by Krystal Paco
Guam - Superintendent Jon Fernandez this evening began his address on the state of education on Guam. It's a speech he says is not about answering questions about busing, or bullying or overcrowding or double-session at George Washington High School, but about laying the foundation for change.
With island dignitaries present, Fernandez said the state of Guam education is slowly improving but is quite fragile. He said "we have a long way to go to meet our achievements and goals for our children." He talked about five key areas that he believes if doe focuses on it can make substantial progress for students in the coming years.
Those five areas include:
- Having higher standards and greater focus on student achievement: Fernandez said we know we need to do a better job of increasing numbers of students who test proficient in the sat - ten tests. He said one major component of DOE's improvement effort will be to the implementation of the Common Core state standards, a state-led effort supported by the national governors association to improve our nation's education standards.
- Fernandez said DOE will focus on is having effective teachers and principals, the latter of which he called his front line leaders. The superintendent saying he wants to make sure his teachers get the training they need and ensure DOE makes a concerted effort this year to build a stronger more cohesive principal corps.
- Create a more responsive and high performing organization. Fernandez said our organization chart shows a school system that revolves around the central office and the office of superintendent he said this is upside down. DOE must revolve around the needs of our students and classrooms, we need to facilitate solutions and not more red tape. He said he's committing to building a more responsive customer service oriented agency.

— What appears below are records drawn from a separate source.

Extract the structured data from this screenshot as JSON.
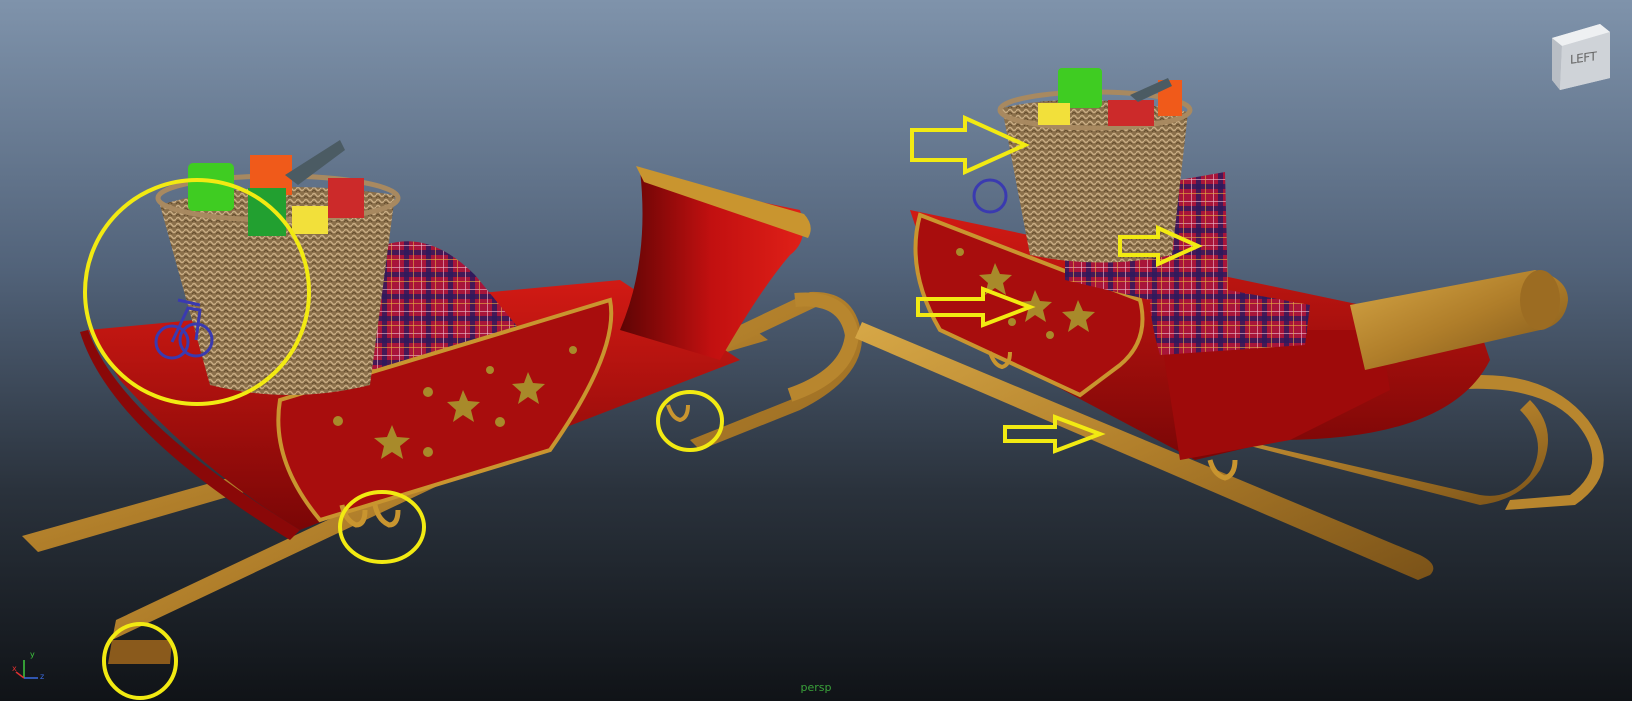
{
  "viewport": {
    "camera": "persp",
    "view_cube_face": "LEFT",
    "background_top": "#7f93ab",
    "background_bottom": "#101317"
  },
  "axis_indicator": {
    "x": "x",
    "y": "y",
    "z": "z"
  },
  "annotations": {
    "color": "#f2ea12",
    "circle_count": 5,
    "arrow_count": 4
  },
  "models": {
    "left": {
      "body_color": "#b30c0c",
      "trim_color": "#c9952f"
    },
    "right": {
      "body_color": "#b30c0c",
      "trim_color": "#c9952f"
    }
  }
}
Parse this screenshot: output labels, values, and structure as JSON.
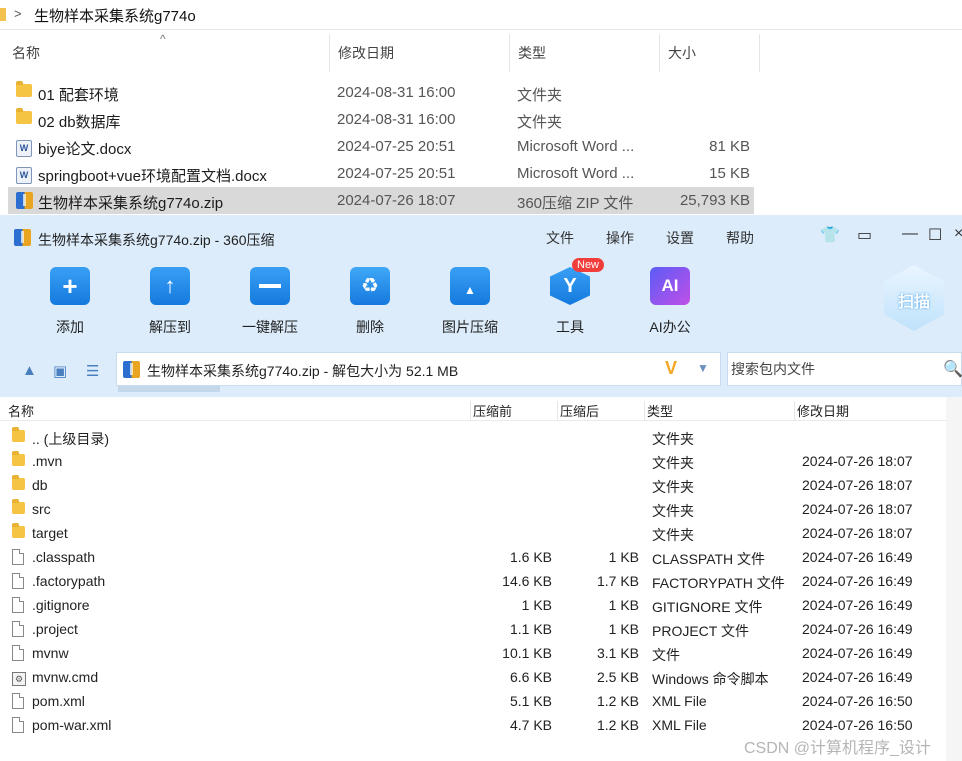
{
  "explorer": {
    "path": "生物样本采集系统g774o",
    "columns": {
      "name": "名称",
      "date": "修改日期",
      "type": "类型",
      "size": "大小"
    },
    "rows": [
      {
        "icon": "folder-icon",
        "name": "01 配套环境",
        "date": "2024-08-31 16:00",
        "type": "文件夹",
        "size": ""
      },
      {
        "icon": "folder-icon",
        "name": "02 db数据库",
        "date": "2024-08-31 16:00",
        "type": "文件夹",
        "size": ""
      },
      {
        "icon": "word-doc-icon",
        "name": "biye论文.docx",
        "date": "2024-07-25 20:51",
        "type": "Microsoft Word ...",
        "size": "81 KB"
      },
      {
        "icon": "word-doc-icon",
        "name": "springboot+vue环境配置文档.docx",
        "date": "2024-07-25 20:51",
        "type": "Microsoft Word ...",
        "size": "15 KB"
      },
      {
        "icon": "zip-icon",
        "name": "生物样本采集系统g774o.zip",
        "date": "2024-07-26 18:07",
        "type": "360压缩 ZIP 文件",
        "size": "25,793 KB",
        "selected": true
      }
    ]
  },
  "window": {
    "title": "生物样本采集系统g774o.zip - 360压缩",
    "menu": [
      "文件",
      "操作",
      "设置",
      "帮助"
    ],
    "toolbar": [
      {
        "label": "添加",
        "icon": "add-icon"
      },
      {
        "label": "解压到",
        "icon": "extract-icon"
      },
      {
        "label": "一键解压",
        "icon": "one-click-extract-icon"
      },
      {
        "label": "删除",
        "icon": "delete-icon"
      },
      {
        "label": "图片压缩",
        "icon": "image-compress-icon"
      },
      {
        "label": "工具",
        "icon": "tools-icon"
      },
      {
        "label": "AI办公",
        "icon": "ai-office-icon"
      }
    ],
    "new_badge": "New",
    "scan_label": "扫描",
    "path_text": "生物样本采集系统g774o.zip - 解包大小为 52.1 MB",
    "search_placeholder": "搜索包内文件",
    "columns": {
      "name": "名称",
      "packed": "压缩前",
      "compressed": "压缩后",
      "type": "类型",
      "modified": "修改日期"
    },
    "files": [
      {
        "icon": "folder-icon",
        "name": ".. (上级目录)",
        "packed": "",
        "compressed": "",
        "type": "文件夹",
        "modified": ""
      },
      {
        "icon": "folder-icon",
        "name": ".mvn",
        "packed": "",
        "compressed": "",
        "type": "文件夹",
        "modified": "2024-07-26 18:07"
      },
      {
        "icon": "folder-icon",
        "name": "db",
        "packed": "",
        "compressed": "",
        "type": "文件夹",
        "modified": "2024-07-26 18:07"
      },
      {
        "icon": "folder-icon",
        "name": "src",
        "packed": "",
        "compressed": "",
        "type": "文件夹",
        "modified": "2024-07-26 18:07"
      },
      {
        "icon": "folder-icon",
        "name": "target",
        "packed": "",
        "compressed": "",
        "type": "文件夹",
        "modified": "2024-07-26 18:07"
      },
      {
        "icon": "file-icon",
        "name": ".classpath",
        "packed": "1.6 KB",
        "compressed": "1 KB",
        "type": "CLASSPATH 文件",
        "modified": "2024-07-26 16:49"
      },
      {
        "icon": "file-icon",
        "name": ".factorypath",
        "packed": "14.6 KB",
        "compressed": "1.7 KB",
        "type": "FACTORYPATH 文件",
        "modified": "2024-07-26 16:49"
      },
      {
        "icon": "file-icon",
        "name": ".gitignore",
        "packed": "1 KB",
        "compressed": "1 KB",
        "type": "GITIGNORE 文件",
        "modified": "2024-07-26 16:49"
      },
      {
        "icon": "file-icon",
        "name": ".project",
        "packed": "1.1 KB",
        "compressed": "1 KB",
        "type": "PROJECT 文件",
        "modified": "2024-07-26 16:49"
      },
      {
        "icon": "file-icon",
        "name": "mvnw",
        "packed": "10.1 KB",
        "compressed": "3.1 KB",
        "type": "文件",
        "modified": "2024-07-26 16:49"
      },
      {
        "icon": "cmd-file-icon",
        "name": "mvnw.cmd",
        "packed": "6.6 KB",
        "compressed": "2.5 KB",
        "type": "Windows 命令脚本",
        "modified": "2024-07-26 16:49"
      },
      {
        "icon": "file-icon",
        "name": "pom.xml",
        "packed": "5.1 KB",
        "compressed": "1.2 KB",
        "type": "XML File",
        "modified": "2024-07-26 16:50"
      },
      {
        "icon": "file-icon",
        "name": "pom-war.xml",
        "packed": "4.7 KB",
        "compressed": "1.2 KB",
        "type": "XML File",
        "modified": "2024-07-26 16:50"
      }
    ]
  },
  "watermark": "CSDN @计算机程序_设计"
}
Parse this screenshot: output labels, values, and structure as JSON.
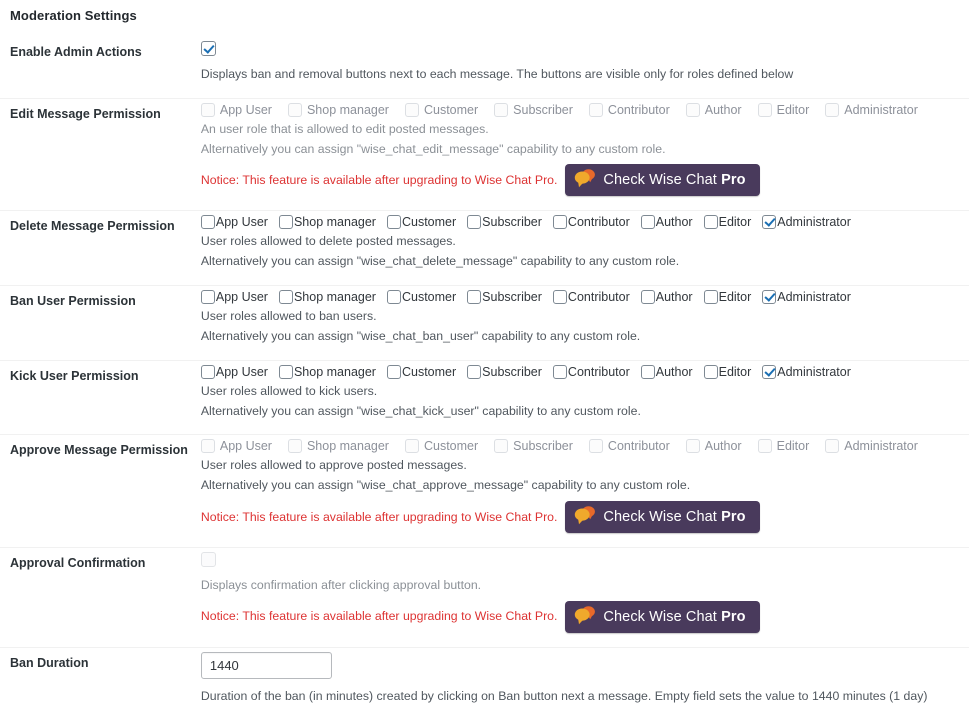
{
  "page": {
    "section_title": "Moderation Settings"
  },
  "roles": [
    "App User",
    "Shop manager",
    "Customer",
    "Subscriber",
    "Contributor",
    "Author",
    "Editor",
    "Administrator"
  ],
  "pro_button": {
    "label_normal": "Check Wise Chat ",
    "label_bold": "Pro",
    "icon": "speech-bubbles-icon",
    "bg_color": "#493a5c",
    "bubble_back_color": "#e8692a",
    "bubble_front_color": "#f0a92c"
  },
  "notice": {
    "text": "Notice: This feature is available after upgrading to Wise Chat Pro.",
    "color": "#dd3333"
  },
  "rows": {
    "enable_admin_actions": {
      "label": "Enable Admin Actions",
      "checked": true,
      "desc": "Displays ban and removal buttons next to each message. The buttons are visible only for roles defined below"
    },
    "edit_message_permission": {
      "label": "Edit Message Permission",
      "enabled": false,
      "checked_roles": [],
      "desc1": "An user role that is allowed to edit posted messages.",
      "desc2": "Alternatively you can assign \"wise_chat_edit_message\" capability to any custom role.",
      "has_notice": true
    },
    "delete_message_permission": {
      "label": "Delete Message Permission",
      "enabled": true,
      "checked_roles": [
        "Administrator"
      ],
      "desc1": "User roles allowed to delete posted messages.",
      "desc2": "Alternatively you can assign \"wise_chat_delete_message\" capability to any custom role.",
      "has_notice": false
    },
    "ban_user_permission": {
      "label": "Ban User Permission",
      "enabled": true,
      "checked_roles": [
        "Administrator"
      ],
      "desc1": "User roles allowed to ban users.",
      "desc2": "Alternatively you can assign \"wise_chat_ban_user\" capability to any custom role.",
      "has_notice": false
    },
    "kick_user_permission": {
      "label": "Kick User Permission",
      "enabled": true,
      "checked_roles": [
        "Administrator"
      ],
      "desc1": "User roles allowed to kick users.",
      "desc2": "Alternatively you can assign \"wise_chat_kick_user\" capability to any custom role.",
      "has_notice": false
    },
    "approve_message_permission": {
      "label": "Approve Message Permission",
      "enabled": false,
      "checked_roles": [],
      "desc1": "User roles allowed to approve posted messages.",
      "desc2": "Alternatively you can assign \"wise_chat_approve_message\" capability to any custom role.",
      "has_notice": true
    },
    "approval_confirmation": {
      "label": "Approval Confirmation",
      "checked": false,
      "enabled": false,
      "desc": "Displays confirmation after clicking approval button.",
      "has_notice": true
    },
    "ban_duration": {
      "label": "Ban Duration",
      "value": "1440",
      "desc": "Duration of the ban (in minutes) created by clicking on Ban button next a message. Empty field sets the value to 1440 minutes (1 day)"
    }
  }
}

- Provide support for facilities, schools and classroom needs, as the superintendent listed off the many projects currently underway that are being funded with the 60-million dollars in ARRA funding for Guam, such as stem renovations at GW and UMS, and renovations underway at southern high school. Fernandez added that over the coming year, DOE will be working to create a master facilities plan, using the building-by-building assessment being conducted by the us army corps of engineers, and incorporating the changing demographics and needs of our students.
- Focus on is maintaining a consistent and sustained path toward improvement.
Fernandez reflected on his tours of all the public schools when he first started his job, saying administrators and teachers would echo the same sentiment describing the merry-go-round in DOE leadership and its impact on stability and confidence in the organization. In the past 21 years, DOE has seen 21 different superintendents. Fernandez said we need to stabilize our organization, agree on a path toward improvement, and demonstrate our ability to stay true to that path so we can evaluate our progress and make rational decisions about how to improve our efforts.
In his closing statements Fernandez said when he looks at the year ahead there are so many challenges to address but he is not discouraged he said he sees possibility and opportunity. Fernandez has only been at DOE for four months and within this timeframe he's garnered $2.8 million in Department of the Interior money for classroom purposes. He's also dealt with USDOE on extending the deadline to expend $60 million in ARRA funding and identified funding to outsource additional bussing and bus driver overtime to cater to double-session at George Washington High School.